Normally, and naturally, the amount of credit in the world is limited by the amount of savings. You can’t lend someone something you don’t have. And if you don’t save money, you can’t lend it to someone else.

But a reduction in required reserves balances for banks… and a shift to an elastic currency (in 1968)… made it possible for banks to create credit ex nihilo (out of nothing) without putting any meaningful amount of money aside as reserves. (By 2007, US banks held $73.2 billion in reserves and vault cash against assets of $11.9 trillion… for a liquidity ratio of just 0.6%.)

If credit growth had just kept up with GDP growth, it would now measure about $26 trillion, not $59 trillion. In a credit deflation, the difference would have to disappear. Ex nihilo it came. Ad nihilo it will go. That $33 trillion worth of spending and asset prices would go poof.

The Next Great Depression

And that is exactly what you should expect when the credit bubble pops.

The Great Depression saw GDP fall by more than 40%. The next great depression should see an even bigger drop. Unemployment reached 25% in the Great Depression. The next depression could see even more jobs lost. In the Great Depression a large percentage of the US population was still semi self-sufficient – with gardens, chickens, hogs and extensive home preserves. Today, few people could support themselves from home, even for a few days.

As the Austrian School economists warned us: Any credit in excess of actual savings is a fraud. It produces a fraudulent boom, which must be followed by a bust. Eventually, the phony credit must go back whence it came. Central banks can delay it. They can’t avoid it.

Today, the world economy relies on this never-ending credit expansion in the US. Without it, China’s economy would collapse along with the US economy. The US stock market would be chopped in half – at least. In short, it will be one godawful mess.

But Duncan goes further: A credit deflation would also knock the wind out of government finances. Social security, education, welfare programs, military spending – all would be substantially impaired.

“In all probability,” says Duncan, “our civilization would not survive it.” He believes a serious credit deflation would bring “chaos, starvation and war.”

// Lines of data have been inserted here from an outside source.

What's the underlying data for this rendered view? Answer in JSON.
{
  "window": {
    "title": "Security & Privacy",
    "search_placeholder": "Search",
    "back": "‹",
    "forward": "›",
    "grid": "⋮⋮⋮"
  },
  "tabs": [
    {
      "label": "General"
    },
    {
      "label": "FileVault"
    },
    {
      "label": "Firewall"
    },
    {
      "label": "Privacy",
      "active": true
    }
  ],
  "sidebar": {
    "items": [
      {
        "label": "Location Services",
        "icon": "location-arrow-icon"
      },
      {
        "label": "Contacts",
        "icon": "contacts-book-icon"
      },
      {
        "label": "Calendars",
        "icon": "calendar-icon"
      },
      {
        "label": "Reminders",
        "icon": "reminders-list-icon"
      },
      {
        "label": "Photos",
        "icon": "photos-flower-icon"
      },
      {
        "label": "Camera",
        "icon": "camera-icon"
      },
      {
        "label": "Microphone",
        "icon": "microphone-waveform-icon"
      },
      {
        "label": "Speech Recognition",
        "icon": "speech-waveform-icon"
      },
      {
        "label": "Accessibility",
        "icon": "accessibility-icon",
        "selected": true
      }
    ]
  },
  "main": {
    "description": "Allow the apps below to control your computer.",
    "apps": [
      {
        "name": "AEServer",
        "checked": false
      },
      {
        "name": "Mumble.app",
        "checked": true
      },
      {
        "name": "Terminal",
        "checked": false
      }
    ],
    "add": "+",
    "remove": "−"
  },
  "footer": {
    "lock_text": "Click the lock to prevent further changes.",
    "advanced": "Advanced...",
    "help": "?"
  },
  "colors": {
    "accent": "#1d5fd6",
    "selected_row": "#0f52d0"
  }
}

Editor’s Note: Are you ready for the next great depression Bill sees coming? Do you have an investment plan in place to deal with a demise of the dollar-based monetary system? If not, we recommend you read the free report our senior analyst, Braden Copeland, has put together. It explains in detail the coming collapse… and the simple steps you can take to protect what’s yours. Find out how to protect your savings here.

Market Insight:

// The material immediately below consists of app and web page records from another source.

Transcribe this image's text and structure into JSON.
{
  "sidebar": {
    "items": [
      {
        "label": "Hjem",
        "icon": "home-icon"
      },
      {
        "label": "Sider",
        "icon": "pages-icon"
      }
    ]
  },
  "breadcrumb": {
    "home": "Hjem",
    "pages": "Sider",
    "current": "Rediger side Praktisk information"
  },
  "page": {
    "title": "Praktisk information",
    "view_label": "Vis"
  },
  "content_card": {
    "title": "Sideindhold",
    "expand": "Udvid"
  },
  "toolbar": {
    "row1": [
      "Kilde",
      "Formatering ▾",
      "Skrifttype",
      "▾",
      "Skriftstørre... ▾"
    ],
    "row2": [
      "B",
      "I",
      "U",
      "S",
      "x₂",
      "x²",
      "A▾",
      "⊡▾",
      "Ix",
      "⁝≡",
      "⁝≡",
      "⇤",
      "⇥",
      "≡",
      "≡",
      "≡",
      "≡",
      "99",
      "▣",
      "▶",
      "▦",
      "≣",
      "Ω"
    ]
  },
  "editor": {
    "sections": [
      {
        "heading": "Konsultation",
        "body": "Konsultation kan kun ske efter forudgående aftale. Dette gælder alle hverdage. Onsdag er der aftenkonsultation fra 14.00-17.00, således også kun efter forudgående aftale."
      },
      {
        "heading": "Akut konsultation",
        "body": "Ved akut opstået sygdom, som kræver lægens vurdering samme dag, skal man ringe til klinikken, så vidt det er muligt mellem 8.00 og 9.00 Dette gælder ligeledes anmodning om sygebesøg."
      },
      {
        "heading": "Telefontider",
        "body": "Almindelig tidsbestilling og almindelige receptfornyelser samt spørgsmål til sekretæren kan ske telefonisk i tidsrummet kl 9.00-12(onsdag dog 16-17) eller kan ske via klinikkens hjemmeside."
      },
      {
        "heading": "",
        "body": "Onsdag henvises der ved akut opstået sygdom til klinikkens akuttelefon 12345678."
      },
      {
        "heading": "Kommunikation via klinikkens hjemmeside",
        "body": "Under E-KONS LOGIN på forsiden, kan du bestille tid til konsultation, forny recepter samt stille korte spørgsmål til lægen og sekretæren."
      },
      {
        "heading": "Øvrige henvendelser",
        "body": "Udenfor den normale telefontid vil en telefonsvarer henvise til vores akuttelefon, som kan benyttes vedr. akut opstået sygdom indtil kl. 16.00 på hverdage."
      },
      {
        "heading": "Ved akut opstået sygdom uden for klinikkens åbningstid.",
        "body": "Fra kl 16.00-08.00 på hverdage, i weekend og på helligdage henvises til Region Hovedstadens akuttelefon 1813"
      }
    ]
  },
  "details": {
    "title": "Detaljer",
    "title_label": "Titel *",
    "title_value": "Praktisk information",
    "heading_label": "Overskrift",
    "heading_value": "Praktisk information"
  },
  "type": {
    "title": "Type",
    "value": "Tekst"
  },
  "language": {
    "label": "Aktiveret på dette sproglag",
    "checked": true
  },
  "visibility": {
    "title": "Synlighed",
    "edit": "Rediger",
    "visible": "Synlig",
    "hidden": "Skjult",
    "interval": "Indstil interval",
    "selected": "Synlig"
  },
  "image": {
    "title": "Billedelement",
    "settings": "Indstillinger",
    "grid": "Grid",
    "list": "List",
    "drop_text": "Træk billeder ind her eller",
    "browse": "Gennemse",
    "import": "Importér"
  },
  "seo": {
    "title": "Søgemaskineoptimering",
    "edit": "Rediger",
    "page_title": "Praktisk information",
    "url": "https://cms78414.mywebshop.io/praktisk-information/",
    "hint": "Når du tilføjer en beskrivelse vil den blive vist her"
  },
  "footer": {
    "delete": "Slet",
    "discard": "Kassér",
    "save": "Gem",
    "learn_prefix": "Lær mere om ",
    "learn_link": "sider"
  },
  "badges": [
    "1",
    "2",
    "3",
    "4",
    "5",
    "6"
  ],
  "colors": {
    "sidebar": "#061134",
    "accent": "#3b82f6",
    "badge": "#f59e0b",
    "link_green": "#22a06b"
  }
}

Burns Returns?
From the desk of Chris Hunter, Editor-in-Chief, Bonner & Partners

It’s hard to keep a straight face these days when Janet Yellen talks about the plight of the unemployed in America.

Her idea – and the idea that the fate of the world’s largest economy now largely relies on – is that higher inflation will bring about more jobs.

This is plain batty. We’re stunned that there isn’t more criticism of it in the mainstream press… which seems to have swallowed the Fed’s twisted logic hook, line and sinker.

It’s true that higher inflation helps out debtors… and fuels speculation in stocks and real estate by reducing the real value of their liabilities. But it does so at the expense of savers – particularly retirees – who face pitiful yields on money market accounts, CDs and bonds.

And anyone with even a passing understanding of the history of monetary policy knows that keeping interest rates ultra low for long periods doesn’t always turn out as intended (with lower levels of unemployment).

As you can see from the chart above, of the Fed funds rate minus the annual CPI under different Fed chairmen, the last time the Fed tried this trick was in the 1970s under the chairmanship of Arthur Burns.

Instead of leading to full employment, as planned, this period of negative real interest rates was followed by stagflation – hardly a model for success.

It remains to be seen what the unintended consequences of the current dose of negative real interest rates will be… but we know we don’t want to be unhedged when we find out.

That’s why we continue to like gold, as “disaster insurance,” as well as other tangible assets you can stub a toe on… such as real estate. Both tend to perform well in periods of high inflation.